To simply transfer a private registration from one vehicle to another a fee of lb80 is required. This transfer fee is usually sent to the DVLA along with the appropriate vehicle documents (usually the V5/C, tax disc and a MOT if applicable) as well as any DVLA paperwork that they ask for – usually the V317. Both vehicles involved must meet the correct standards to be involved in the process though – this includes being taxed and tested up to date, so this could add to the DVLA transfer costs as a whole.
The donor vehicle, this is the vehicle that is “giving” the number plate, is covered by the DVLA transfer costs in regards to receiving a brand new plate. No car can be without a number plate so all DVLA transfer costs are set to cover both sides, however this is only really for the purpose of keeping all vehicles registered. The donor vehicle will receive a standard age-related plate in return, often the first number it was registered under.
It is traditional that the buyer of the private number plate pays the DVLA transfer costs. Since the majority of transfers are organised through Cherished Number Dealers (regulated by the CNDA), who will collect, check and submit paperwork for customers, the aforementioned lb80 fee should be forwarded to them. Using a dealer as a third party allows the safeguard of only paying the seller after DVLA has passed the transfer.
2. For Vehicle to Retention, or purchasing a Certificate of Entitlement
Other DVLA transfer costs involve the transfer of a private mark onto a retention document (V778). This is a green A4 sized piece of paper, which “holds” the number plate until a suitable vehicle is available. To place a mark onto retention involves an initial cost of lb105, lb25 of which represents the retention fee and the remaining lb80 being “stored” on the document as an eventual assignment fee.
3. For Renewal Fees

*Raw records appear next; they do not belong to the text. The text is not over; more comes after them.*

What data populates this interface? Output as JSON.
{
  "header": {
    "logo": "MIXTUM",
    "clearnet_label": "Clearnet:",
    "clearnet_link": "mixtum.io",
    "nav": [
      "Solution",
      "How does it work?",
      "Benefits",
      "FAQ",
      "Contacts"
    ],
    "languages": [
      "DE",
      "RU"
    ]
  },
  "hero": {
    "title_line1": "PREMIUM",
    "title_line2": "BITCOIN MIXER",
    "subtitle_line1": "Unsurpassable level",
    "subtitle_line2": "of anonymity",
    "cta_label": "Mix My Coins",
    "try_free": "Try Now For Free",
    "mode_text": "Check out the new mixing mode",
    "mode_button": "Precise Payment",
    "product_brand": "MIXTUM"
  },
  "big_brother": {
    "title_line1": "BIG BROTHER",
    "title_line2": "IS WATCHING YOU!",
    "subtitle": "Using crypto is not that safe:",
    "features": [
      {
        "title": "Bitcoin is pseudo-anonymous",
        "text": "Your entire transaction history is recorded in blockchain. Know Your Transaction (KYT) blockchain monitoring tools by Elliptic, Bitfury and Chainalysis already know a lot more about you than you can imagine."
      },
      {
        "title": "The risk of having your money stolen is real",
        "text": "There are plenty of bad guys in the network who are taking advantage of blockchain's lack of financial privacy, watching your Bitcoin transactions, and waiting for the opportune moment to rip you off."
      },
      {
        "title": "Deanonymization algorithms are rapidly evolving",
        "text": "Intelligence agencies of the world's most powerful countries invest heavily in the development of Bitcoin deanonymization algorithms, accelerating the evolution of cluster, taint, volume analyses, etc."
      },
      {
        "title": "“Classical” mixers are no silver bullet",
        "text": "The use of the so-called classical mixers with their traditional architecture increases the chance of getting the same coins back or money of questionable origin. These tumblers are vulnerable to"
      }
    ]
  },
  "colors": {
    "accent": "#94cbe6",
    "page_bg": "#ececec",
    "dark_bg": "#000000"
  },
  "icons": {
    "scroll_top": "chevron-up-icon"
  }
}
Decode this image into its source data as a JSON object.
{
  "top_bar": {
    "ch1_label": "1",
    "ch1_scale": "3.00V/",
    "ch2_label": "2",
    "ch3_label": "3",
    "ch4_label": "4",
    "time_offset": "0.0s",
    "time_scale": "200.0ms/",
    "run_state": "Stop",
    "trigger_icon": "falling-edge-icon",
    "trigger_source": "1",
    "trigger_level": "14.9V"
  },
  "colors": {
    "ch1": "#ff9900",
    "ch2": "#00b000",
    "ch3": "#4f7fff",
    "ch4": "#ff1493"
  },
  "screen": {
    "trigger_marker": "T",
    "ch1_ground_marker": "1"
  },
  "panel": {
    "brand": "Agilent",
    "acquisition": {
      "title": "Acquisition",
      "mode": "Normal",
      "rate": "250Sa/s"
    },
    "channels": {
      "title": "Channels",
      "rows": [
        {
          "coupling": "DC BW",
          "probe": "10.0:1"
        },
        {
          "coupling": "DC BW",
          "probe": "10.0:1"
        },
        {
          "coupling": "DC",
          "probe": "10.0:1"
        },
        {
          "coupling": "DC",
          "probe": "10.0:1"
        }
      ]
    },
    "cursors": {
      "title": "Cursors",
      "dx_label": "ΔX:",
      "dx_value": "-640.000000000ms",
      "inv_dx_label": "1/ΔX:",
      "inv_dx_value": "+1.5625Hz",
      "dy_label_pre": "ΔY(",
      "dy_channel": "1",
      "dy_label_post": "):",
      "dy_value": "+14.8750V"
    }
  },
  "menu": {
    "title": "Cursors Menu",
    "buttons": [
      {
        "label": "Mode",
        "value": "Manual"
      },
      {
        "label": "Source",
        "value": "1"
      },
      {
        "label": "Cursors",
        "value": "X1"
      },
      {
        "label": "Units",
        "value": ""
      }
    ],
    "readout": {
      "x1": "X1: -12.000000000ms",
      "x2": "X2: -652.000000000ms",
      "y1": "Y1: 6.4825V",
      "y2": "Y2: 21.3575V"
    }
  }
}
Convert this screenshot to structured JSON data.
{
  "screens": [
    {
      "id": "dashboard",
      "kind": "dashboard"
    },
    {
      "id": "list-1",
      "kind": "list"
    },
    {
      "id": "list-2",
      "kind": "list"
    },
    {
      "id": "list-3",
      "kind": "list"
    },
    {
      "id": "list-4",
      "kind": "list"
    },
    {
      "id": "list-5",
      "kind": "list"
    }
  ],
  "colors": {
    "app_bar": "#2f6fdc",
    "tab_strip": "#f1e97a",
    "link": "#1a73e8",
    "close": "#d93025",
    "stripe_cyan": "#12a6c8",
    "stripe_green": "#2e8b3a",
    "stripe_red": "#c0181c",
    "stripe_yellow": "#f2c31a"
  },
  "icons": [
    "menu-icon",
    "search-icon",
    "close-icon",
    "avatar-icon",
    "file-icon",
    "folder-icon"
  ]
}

Further DVLA transfer costs are incurred by the registration of the number plate. This requires any and all documents to be kept in date. In other words, look at the certificate’s “Expiry Date”, if that date has passed you cannot use it and have to pay additional DVLA transfer costs to make it usable again. Essentially, you’re renewing and extending the certificate. Currently this costs lb25 per annum, plus admin fees.
At first the DVLA tried to insist that expiry dates were strictly observed. In fact, if you look at either document you will see the definitive wording that the registration MUST be assigned before the expiry date. If you read between the lines the message is “use it or lose it”. In practice, as long as the extension fees are fully paid (i.e. a certificate four years out of date can be brought up to date on receipt of lb100 back fees) then a renewed certificate will be issued. DVLA will not assign a mark from an expired certificate.
In recent years, DVLA have offered the facility of renewing a V750 or V778 for one, two or three years with one application. Don’t get too excited though, DVLA don’t do BOGOF offers so you still have to pay the yearly DVLA transfer costs three times. It does save time though, which is great if you don’t plan on using it for a while, such as if it is for your child when he/she grows up. Beware though, if you pay for three years and get it no a vehicle before two you don’t get that extra year refunded!
What you can do though is send the certificate back to the DVLA to have the lb80 assignment fee returned. Since this is technically the fee you’ve paid the DVLA to assign to a vehicle and it is only “stored” on the certificate in the meantime you can cash it in and get that fee back. Only do this if you no longer want the number plate though, so doing so will mean you lose the number plate and you CANNOT buy it back.
DVLA transfer costs have been set in stone for as long as I can remember, but who knows if in the future these could change? The DVLA are making a lot of alterations to their processes, including taking a lot of transactions away from the post and putting them online. Perhaps in the future this will affect the fees you pay? We’ll cross that bridge when we come to it though.
By Daniel Walker. Daniel is a journalist and marketing executive who has been with Nationla Numbers since 2012. As well as movies, Daniel’s other passion is the private number plate industry. In between writing about the constant changes, Dan can be found on the phone alongside the dedicated sales team trying to help customers find their perfect number plate.